They’re convinced that their dogs will remain by their side no matter what. Unfortunately, that’s simply not true. Too often, the sight of another dog is too irresistible to pass up. Maybe the dog who’s on a leash starts barking at them, and they take that as an invitation to fight.
Here in San Mateo County, as in many jurisdictions, it’s illegal for a dog to be off-leash anywhere but an enclosed area — even on private property. Moreover, it’s dangerous, both to animals and people.
If you and your dog are approached by an off-leash dog, you want to prevent a dogfight. It’s essential to remain calm and try to keep your dog calm. It’s best if you can move away quickly, but without running. That will only make the dog chase you. If the dog follows you, try to get behind a barrier, like a car.
You may try to get between your dog and the off-leash dog, and use a firm voice with them (without yelling). That will likely at least divert the dog’s attention from your pet.
If a fight breaks out, you should never get in between the two dogs. That can result in a serious bite. If the other owner is there, by this point, they should be helping to calm the situation. If there’s someone else there, you can separate the dogs apart by lifting their back legs and pulling them away from each other.
If you regularly encounter off-leash dogs on your walks, it may be wise to carry along something that makes a loud noise, a spray bottle with water or a walking stick. If you feel safe doing so, remind the owner that the county has leash laws. Carrying the leash in their hands while the dog walks along unleashed doesn’t count as using a leash.

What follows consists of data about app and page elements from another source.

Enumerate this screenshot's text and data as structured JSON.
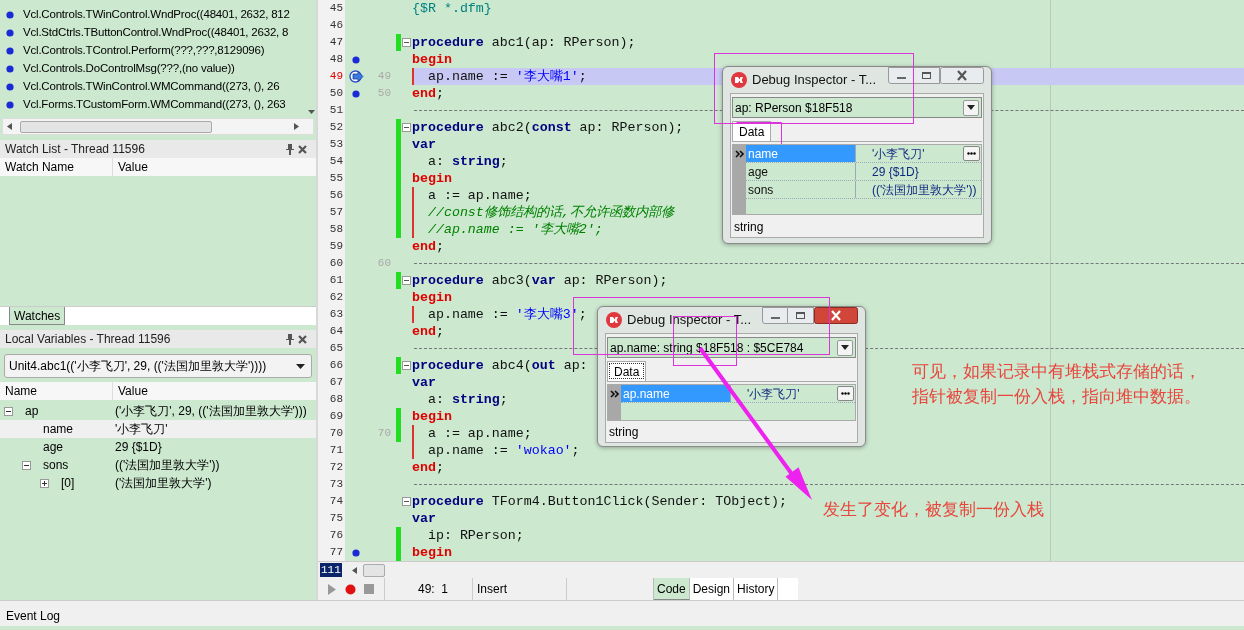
{
  "call_stack": {
    "rows": [
      {
        "text": "Vcl.Controls.TWinControl.WndProc((48401, 2632, 812"
      },
      {
        "text": "Vcl.StdCtrls.TButtonControl.WndProc((48401, 2632, 8"
      },
      {
        "text": "Vcl.Controls.TControl.Perform(???,???,8129096)"
      },
      {
        "text": "Vcl.Controls.DoControlMsg(???,(no value))"
      },
      {
        "text": "Vcl.Controls.TWinControl.WMCommand((273, (), 26"
      },
      {
        "text": "Vcl.Forms.TCustomForm.WMCommand((273, (), 263"
      }
    ]
  },
  "watch_list": {
    "title": "Watch List - Thread 11596",
    "columns": [
      "Watch Name",
      "Value"
    ]
  },
  "bottom_tabs": [
    {
      "label": "Watches",
      "selected": true
    }
  ],
  "local_variables": {
    "title": "Local Variables - Thread 11596",
    "frame": "Unit4.abc1(('小李飞刀', 29, (('法国加里敦大学'))))",
    "columns": [
      "Name",
      "Value"
    ],
    "tree": [
      {
        "name": "ap",
        "value": "('小李飞刀', 29, (('法国加里敦大学')))",
        "selected": false,
        "expanded": true,
        "children": [
          {
            "name": "name",
            "value": "'小李飞刀'",
            "selected": true
          },
          {
            "name": "age",
            "value": "29 {$1D}",
            "selected": false
          },
          {
            "name": "sons",
            "value": "(('法国加里敦大学'))",
            "selected": false,
            "expanded": true,
            "children": [
              {
                "name": "[0]",
                "value": "('法国加里敦大学')",
                "selected": false,
                "expanded": false
              }
            ]
          }
        ]
      }
    ]
  },
  "editor": {
    "lines": [
      {
        "number": "45",
        "breakpoint": false,
        "current": false,
        "modified": false,
        "in_block": false,
        "separator": false,
        "fold": false,
        "code": [
          {
            "kind": "directive",
            "text": "{$R *.dfm}"
          }
        ]
      },
      {
        "number": "46",
        "breakpoint": false,
        "current": false,
        "modified": false,
        "in_block": false,
        "separator": false,
        "fold": false
      },
      {
        "number": "47",
        "breakpoint": false,
        "current": false,
        "modified": true,
        "in_block": false,
        "separator": false,
        "fold": true,
        "code": [
          {
            "kind": "keyword",
            "text": "procedure"
          },
          {
            "kind": "plain",
            "text": " abc1(ap: RPerson);"
          }
        ]
      },
      {
        "number": "48",
        "breakpoint": true,
        "current": false,
        "modified": false,
        "in_block": false,
        "separator": false,
        "fold": false,
        "code": [
          {
            "kind": "block",
            "text": "begin"
          }
        ]
      },
      {
        "number": "49",
        "caption": "49",
        "breakpoint": false,
        "current": true,
        "modified": false,
        "in_block": true,
        "separator": false,
        "fold": false,
        "code": [
          {
            "kind": "plain",
            "text": "  ap.name := "
          },
          {
            "kind": "string",
            "text": "'李大嘴1'"
          },
          {
            "kind": "plain",
            "text": ";"
          }
        ]
      },
      {
        "number": "50",
        "caption": "50",
        "breakpoint": true,
        "current": false,
        "modified": false,
        "in_block": false,
        "separator": false,
        "fold": false,
        "code": [
          {
            "kind": "block",
            "text": "end"
          },
          {
            "kind": "plain",
            "text": ";"
          }
        ]
      },
      {
        "number": "51",
        "breakpoint": false,
        "current": false,
        "modified": false,
        "in_block": false,
        "separator": true,
        "fold": false
      },
      {
        "number": "52",
        "breakpoint": false,
        "current": false,
        "modified": true,
        "in_block": false,
        "separator": false,
        "fold": true,
        "code": [
          {
            "kind": "keyword",
            "text": "procedure"
          },
          {
            "kind": "plain",
            "text": " abc2("
          },
          {
            "kind": "keyword",
            "text": "const"
          },
          {
            "kind": "plain",
            "text": " ap: RPerson);"
          }
        ]
      },
      {
        "number": "53",
        "breakpoint": false,
        "current": false,
        "modified": true,
        "in_block": false,
        "separator": false,
        "fold": false,
        "code": [
          {
            "kind": "keyword",
            "text": "var"
          }
        ]
      },
      {
        "number": "54",
        "breakpoint": false,
        "current": false,
        "modified": true,
        "in_block": false,
        "separator": false,
        "fold": false,
        "code": [
          {
            "kind": "plain",
            "text": "  a: "
          },
          {
            "kind": "keyword",
            "text": "string"
          },
          {
            "kind": "plain",
            "text": ";"
          }
        ]
      },
      {
        "number": "55",
        "breakpoint": false,
        "current": false,
        "modified": true,
        "in_block": false,
        "separator": false,
        "fold": false,
        "code": [
          {
            "kind": "block",
            "text": "begin"
          }
        ]
      },
      {
        "number": "56",
        "breakpoint": false,
        "current": false,
        "modified": true,
        "in_block": true,
        "separator": false,
        "fold": false,
        "code": [
          {
            "kind": "plain",
            "text": "  a := ap.name;"
          }
        ]
      },
      {
        "number": "57",
        "breakpoint": false,
        "current": false,
        "modified": true,
        "in_block": true,
        "separator": false,
        "fold": false,
        "code": [
          {
            "kind": "comment",
            "text": "  //const修饰结构的话,不允许函数内部修"
          }
        ]
      },
      {
        "number": "58",
        "breakpoint": false,
        "current": false,
        "modified": true,
        "in_block": true,
        "separator": false,
        "fold": false,
        "code": [
          {
            "kind": "comment",
            "text": "  //ap.name := '李大嘴2';"
          }
        ]
      },
      {
        "number": "59",
        "breakpoint": false,
        "current": false,
        "modified": false,
        "in_block": false,
        "separator": false,
        "fold": false,
        "code": [
          {
            "kind": "block",
            "text": "end"
          },
          {
            "kind": "plain",
            "text": ";"
          }
        ]
      },
      {
        "number": "60",
        "caption": "60",
        "breakpoint": false,
        "current": false,
        "modified": false,
        "in_block": false,
        "separator": true,
        "fold": false
      },
      {
        "number": "61",
        "breakpoint": false,
        "current": false,
        "modified": true,
        "in_block": false,
        "separator": false,
        "fold": true,
        "code": [
          {
            "kind": "keyword",
            "text": "procedure"
          },
          {
            "kind": "plain",
            "text": " abc3("
          },
          {
            "kind": "keyword",
            "text": "var"
          },
          {
            "kind": "plain",
            "text": " ap: RPerson);"
          }
        ]
      },
      {
        "number": "62",
        "breakpoint": false,
        "current": false,
        "modified": false,
        "in_block": false,
        "separator": false,
        "fold": false,
        "code": [
          {
            "kind": "block",
            "text": "begin"
          }
        ]
      },
      {
        "number": "63",
        "breakpoint": false,
        "current": false,
        "modified": false,
        "in_block": true,
        "separator": false,
        "fold": false,
        "code": [
          {
            "kind": "plain",
            "text": "  ap.name := "
          },
          {
            "kind": "string",
            "text": "'李大嘴3'"
          },
          {
            "kind": "plain",
            "text": ";"
          }
        ]
      },
      {
        "number": "64",
        "breakpoint": false,
        "current": false,
        "modified": false,
        "in_block": false,
        "separator": false,
        "fold": false,
        "code": [
          {
            "kind": "block",
            "text": "end"
          },
          {
            "kind": "plain",
            "text": ";"
          }
        ]
      },
      {
        "number": "65",
        "breakpoint": false,
        "current": false,
        "modified": false,
        "in_block": false,
        "separator": true,
        "fold": false
      },
      {
        "number": "66",
        "breakpoint": false,
        "current": false,
        "modified": true,
        "in_block": false,
        "separator": false,
        "fold": true,
        "code": [
          {
            "kind": "keyword",
            "text": "procedure"
          },
          {
            "kind": "plain",
            "text": " abc4("
          },
          {
            "kind": "keyword",
            "text": "out"
          },
          {
            "kind": "plain",
            "text": " ap:"
          }
        ]
      },
      {
        "number": "67",
        "breakpoint": false,
        "current": false,
        "modified": false,
        "in_block": false,
        "separator": false,
        "fold": false,
        "code": [
          {
            "kind": "keyword",
            "text": "var"
          }
        ]
      },
      {
        "number": "68",
        "breakpoint": false,
        "current": false,
        "modified": false,
        "in_block": false,
        "separator": false,
        "fold": false,
        "code": [
          {
            "kind": "plain",
            "text": "  a: "
          },
          {
            "kind": "keyword",
            "text": "string"
          },
          {
            "kind": "plain",
            "text": ";"
          }
        ]
      },
      {
        "number": "69",
        "breakpoint": false,
        "current": false,
        "modified": true,
        "in_block": false,
        "separator": false,
        "fold": false,
        "code": [
          {
            "kind": "block",
            "text": "begin"
          }
        ]
      },
      {
        "number": "70",
        "caption": "70",
        "breakpoint": false,
        "current": false,
        "modified": true,
        "in_block": true,
        "separator": false,
        "fold": false,
        "code": [
          {
            "kind": "plain",
            "text": "  a := ap.name;"
          }
        ]
      },
      {
        "number": "71",
        "breakpoint": false,
        "current": false,
        "modified": false,
        "in_block": true,
        "separator": false,
        "fold": false,
        "code": [
          {
            "kind": "plain",
            "text": "  ap.name := "
          },
          {
            "kind": "string",
            "text": "'wokao'"
          },
          {
            "kind": "plain",
            "text": ";"
          }
        ]
      },
      {
        "number": "72",
        "breakpoint": false,
        "current": false,
        "modified": false,
        "in_block": false,
        "separator": false,
        "fold": false,
        "code": [
          {
            "kind": "block",
            "text": "end"
          },
          {
            "kind": "plain",
            "text": ";"
          }
        ]
      },
      {
        "number": "73",
        "breakpoint": false,
        "current": false,
        "modified": false,
        "in_block": false,
        "separator": true,
        "fold": false
      },
      {
        "number": "74",
        "breakpoint": false,
        "current": false,
        "modified": false,
        "in_block": false,
        "separator": false,
        "fold": true,
        "code": [
          {
            "kind": "keyword",
            "text": "procedure"
          },
          {
            "kind": "plain",
            "text": " TForm4.Button1Click(Sender: TObject);"
          }
        ]
      },
      {
        "number": "75",
        "breakpoint": false,
        "current": false,
        "modified": false,
        "in_block": false,
        "separator": false,
        "fold": false,
        "code": [
          {
            "kind": "keyword",
            "text": "var"
          }
        ]
      },
      {
        "number": "76",
        "breakpoint": false,
        "current": false,
        "modified": true,
        "in_block": false,
        "separator": false,
        "fold": false,
        "code": [
          {
            "kind": "plain",
            "text": "  ip: RPerson;"
          }
        ]
      },
      {
        "number": "77",
        "breakpoint": true,
        "current": false,
        "modified": true,
        "in_block": false,
        "separator": false,
        "fold": false,
        "code": [
          {
            "kind": "block",
            "text": "begin"
          }
        ]
      }
    ],
    "line_count": "111"
  },
  "inspectors": [
    {
      "title": "Debug Inspector - T...",
      "active": false,
      "expression": "ap: RPerson $18F518",
      "tabs": [
        {
          "label": "Data",
          "selected": true
        }
      ],
      "rows": [
        {
          "name": "name",
          "value": "'小李飞刀'",
          "selected": true
        },
        {
          "name": "age",
          "value": "29 {$1D}",
          "selected": false
        },
        {
          "name": "sons",
          "value": "(('法国加里敦大学'))",
          "selected": false
        }
      ],
      "type": "string"
    },
    {
      "title": "Debug Inspector - T...",
      "active": true,
      "expression": "ap.name: string $18F518 : $5CE784",
      "tabs": [
        {
          "label": "Data",
          "selected": true
        }
      ],
      "rows": [
        {
          "name": "ap.name",
          "value": "'小李飞刀'",
          "selected": true
        }
      ],
      "type": "string"
    }
  ],
  "annotations": [
    {
      "text": "可见，如果记录中有堆栈式存储的话，"
    },
    {
      "text": "指针被复制一份入栈，指向堆中数据。"
    },
    {
      "text": "发生了变化，被复制一份入栈"
    }
  ],
  "status_bar": {
    "position": "49:  1",
    "mode": "Insert",
    "view_tabs": [
      {
        "label": "Code",
        "selected": true
      },
      {
        "label": "Design",
        "selected": false
      },
      {
        "label": "History",
        "selected": false
      }
    ]
  },
  "event_log": {
    "title": "Event Log"
  }
}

If you are bitten by an off-leash dog, it’s wise to seek medical treatment. If you’re seriously injured, you may want to consider taking legal action against the owner and/or whoever was responsible for the dog to get compensation for expenses and damages, including any harm to your dog.